With all the dogma around “Learn to Code” and coding bootcamps popping up everywhere, I was convinced that nearly everyone was a software engineer nowadays. Surely, this was re-affirmed by my own social bubble where I would meet people at parties who happen to code React fulltime.
I decided to look at actual data from the U.S Bureau of Labor Statistics to confirm my belief. Needless to say, I was completely wrong in my assumption. There is a table that lists labor statistics by detailed occupation, along with other demographics. There’s a broad category called Professional and business Services with a subcategory called Computer and Mathematical occupations.

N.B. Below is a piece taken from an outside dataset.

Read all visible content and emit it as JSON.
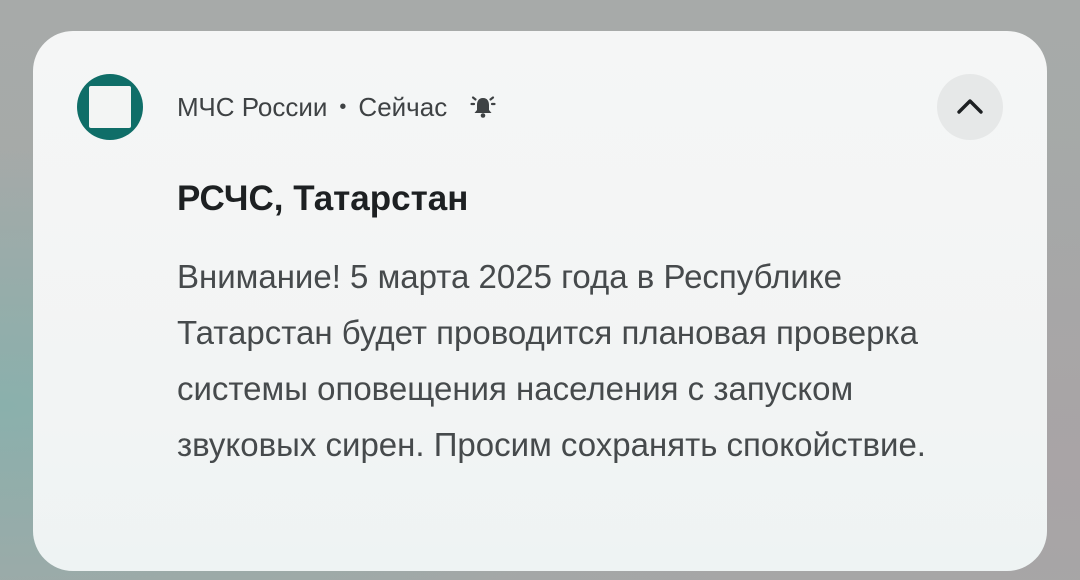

I’m only interested in people whose primary job involves writing/maintaining/debugging/securing software. Therefore, I ignored the following occupations in my total: Actuaries, Mathematicians, Operations research analysts, Statisticians, Other mathematical science occupations. It definitely could be debatable whether those disciplines fall underneath the broad umbrella of software engineering and perhaps computer science, but for now we’ll leave them out.
So this means, all of the other categories add up to a total of 5,248,000 people employed. It sounds like a lot, but out of a total US workforce of 147,795,000, that’s only 3.55%.
The single subsection of managers (4,969,000) almost surpasses this amount alone!
So I guess not everyone is a software engineer yet. But maybe nearly everyone is a manager.